Last week, the U.S. Department of Education released a letter sent to state education agencies outlining the process for requesting American Rescue Plan Elementary and Secondary School Emergency Relief (ESSER III) funding extensions. The process will be similar to what was announced for ESSER I and...

BY: Erik Peterson      01/19/24

21st CCLC is 25: Join us in an upcoming year of visioning the future of 21st Century Community Learning Centers

As the year wraps up, we offer a final cheer in celebration of the 21st Century Community Learning Centers (21st CCLC) initiative’s twenty fifth year! It was a year filled with an information packed 21st CCLC Summer Institute; the continuation of the federal Engage Every Student...

BY: Jillian Luchner      12/20/23

New law clarifies the use of federal funds for archery and other programs

Image by 422737 from Pixabay Last week, the U.S. Senate unanimously passed the “Protecting Hunting Heritage and Education Act” (H.R. 5110). The law specifically allows schools to use federal education funds for archery, hunting, or other shooting sports. The bipartisan legislation...

BY: Erik Peterson      10/04/23

Beyond relief – New tools to help sustain the impactful pandemic investments in afterschool and summer

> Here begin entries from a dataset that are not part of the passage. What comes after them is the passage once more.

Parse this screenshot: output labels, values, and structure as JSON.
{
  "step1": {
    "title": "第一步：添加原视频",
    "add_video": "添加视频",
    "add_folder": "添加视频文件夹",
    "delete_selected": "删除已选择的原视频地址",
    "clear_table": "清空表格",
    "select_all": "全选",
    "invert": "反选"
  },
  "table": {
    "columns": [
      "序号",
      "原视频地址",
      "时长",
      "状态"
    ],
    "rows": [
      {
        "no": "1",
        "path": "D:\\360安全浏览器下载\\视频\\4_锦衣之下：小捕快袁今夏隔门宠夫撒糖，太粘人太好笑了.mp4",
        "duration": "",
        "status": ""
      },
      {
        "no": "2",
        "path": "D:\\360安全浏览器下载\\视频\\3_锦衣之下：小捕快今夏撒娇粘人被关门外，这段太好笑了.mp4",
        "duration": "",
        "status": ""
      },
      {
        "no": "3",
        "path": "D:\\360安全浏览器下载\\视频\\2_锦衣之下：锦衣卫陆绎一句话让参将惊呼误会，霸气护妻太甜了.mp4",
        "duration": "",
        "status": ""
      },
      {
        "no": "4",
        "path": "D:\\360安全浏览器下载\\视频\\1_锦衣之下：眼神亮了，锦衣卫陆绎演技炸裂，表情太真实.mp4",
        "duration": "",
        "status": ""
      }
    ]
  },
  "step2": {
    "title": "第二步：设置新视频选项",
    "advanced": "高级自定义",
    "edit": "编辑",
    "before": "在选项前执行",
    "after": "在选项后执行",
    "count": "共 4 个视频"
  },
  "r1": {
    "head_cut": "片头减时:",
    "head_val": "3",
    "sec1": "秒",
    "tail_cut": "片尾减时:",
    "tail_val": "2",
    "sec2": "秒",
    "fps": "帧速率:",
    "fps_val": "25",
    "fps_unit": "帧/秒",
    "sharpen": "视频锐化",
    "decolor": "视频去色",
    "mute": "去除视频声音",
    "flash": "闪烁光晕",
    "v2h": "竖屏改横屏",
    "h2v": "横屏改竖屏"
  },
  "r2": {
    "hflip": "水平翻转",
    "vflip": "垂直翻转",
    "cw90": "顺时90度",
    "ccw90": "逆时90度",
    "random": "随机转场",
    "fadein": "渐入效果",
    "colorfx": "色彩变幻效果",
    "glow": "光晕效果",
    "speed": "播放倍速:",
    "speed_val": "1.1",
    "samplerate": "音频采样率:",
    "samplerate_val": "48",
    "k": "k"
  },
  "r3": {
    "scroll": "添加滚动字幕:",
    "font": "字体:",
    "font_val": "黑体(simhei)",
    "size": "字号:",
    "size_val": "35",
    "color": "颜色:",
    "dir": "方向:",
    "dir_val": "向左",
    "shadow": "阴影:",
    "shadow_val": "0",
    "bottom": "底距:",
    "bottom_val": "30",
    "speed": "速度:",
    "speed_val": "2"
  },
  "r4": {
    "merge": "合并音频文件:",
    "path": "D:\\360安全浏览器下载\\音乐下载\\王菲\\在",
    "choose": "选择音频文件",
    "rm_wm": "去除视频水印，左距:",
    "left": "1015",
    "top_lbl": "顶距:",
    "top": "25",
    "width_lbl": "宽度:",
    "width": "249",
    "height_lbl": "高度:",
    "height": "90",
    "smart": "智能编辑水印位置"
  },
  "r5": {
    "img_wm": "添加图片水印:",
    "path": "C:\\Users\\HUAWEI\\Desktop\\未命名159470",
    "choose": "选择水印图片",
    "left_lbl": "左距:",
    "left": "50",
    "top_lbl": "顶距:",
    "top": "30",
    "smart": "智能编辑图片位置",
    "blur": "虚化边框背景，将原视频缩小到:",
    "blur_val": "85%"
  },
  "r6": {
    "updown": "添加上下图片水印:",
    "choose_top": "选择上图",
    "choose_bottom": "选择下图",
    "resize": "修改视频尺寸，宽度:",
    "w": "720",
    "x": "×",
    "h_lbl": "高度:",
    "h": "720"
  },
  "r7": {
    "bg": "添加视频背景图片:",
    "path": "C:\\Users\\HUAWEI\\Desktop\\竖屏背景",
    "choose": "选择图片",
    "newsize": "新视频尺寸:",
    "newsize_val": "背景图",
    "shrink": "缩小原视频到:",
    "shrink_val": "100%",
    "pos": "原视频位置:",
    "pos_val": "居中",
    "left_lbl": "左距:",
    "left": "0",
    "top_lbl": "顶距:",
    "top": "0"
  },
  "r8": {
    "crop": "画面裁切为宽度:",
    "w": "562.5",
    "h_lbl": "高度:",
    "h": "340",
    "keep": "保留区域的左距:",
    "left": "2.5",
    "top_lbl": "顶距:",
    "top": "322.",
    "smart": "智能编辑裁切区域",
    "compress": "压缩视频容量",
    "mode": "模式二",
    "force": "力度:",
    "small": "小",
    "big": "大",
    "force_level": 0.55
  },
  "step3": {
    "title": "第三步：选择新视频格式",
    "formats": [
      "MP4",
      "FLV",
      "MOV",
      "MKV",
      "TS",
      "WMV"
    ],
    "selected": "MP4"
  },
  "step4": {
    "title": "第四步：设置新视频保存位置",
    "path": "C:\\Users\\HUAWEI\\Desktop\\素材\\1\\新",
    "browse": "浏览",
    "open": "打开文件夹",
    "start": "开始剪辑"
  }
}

Children’s Funding Project, in collaboration with Grantmakers for Education and our team at the Afterschool Alliance released an important new tool for the field, “Funding Out-Of-School Time Programs – Now and in the Future.” Recognizing that COVID-19 education and child...

BY: Jillian Luchner      09/29/23

OST college preparation programs close opportunity gaps for students of color

On June 29, 2023, the United States Supreme Court ended the use of race-based admission policies at higher education institutions. As an advocate for equitable education and a current college student who comes from a background that would qualify me to be a beneficiary of affirmative action, I am...

BY: Mazzi Ingram      08/22/23

ED extends time for comments on 21st CCLC Draft Non-Regulatory Guidance

Afterschool providers and allies now have until July 7 to comment on the 21st Century Community Learning Center (CCLC) Draft Non-Regulatory Guidance. We are grateful to the Department of Education for recognizing the significance of this updated guidance and providing additional time for feedback....

BY: Jillian Luchner      06/22/23

Your feedback needed on 21st Century Community Learning Center draft non-regulatory guidance

UPDATE: The deadline has been extended from June 16th to July 7th. The U.S. Department of Education is accepting feedback through June 16, 2023, on Nita M. Lowey 21st Century Community Learning Centers (21st CCLC) Draft Non-Regulatory Guidance PDF. This represents the first time in 20 years that...

BY: Erik Peterson      05/22/23

Department of Education calls for commitment of community service across universities

College students have long played an important role in supporting younger youth. The afterschool field has benefited from these student’s expertise, enthusiasm, diversity, and near-peer levels of mentorship for decades. Now, a nationally organized initiative is working to ensure more...

BY: Jillian Luchner      05/17/23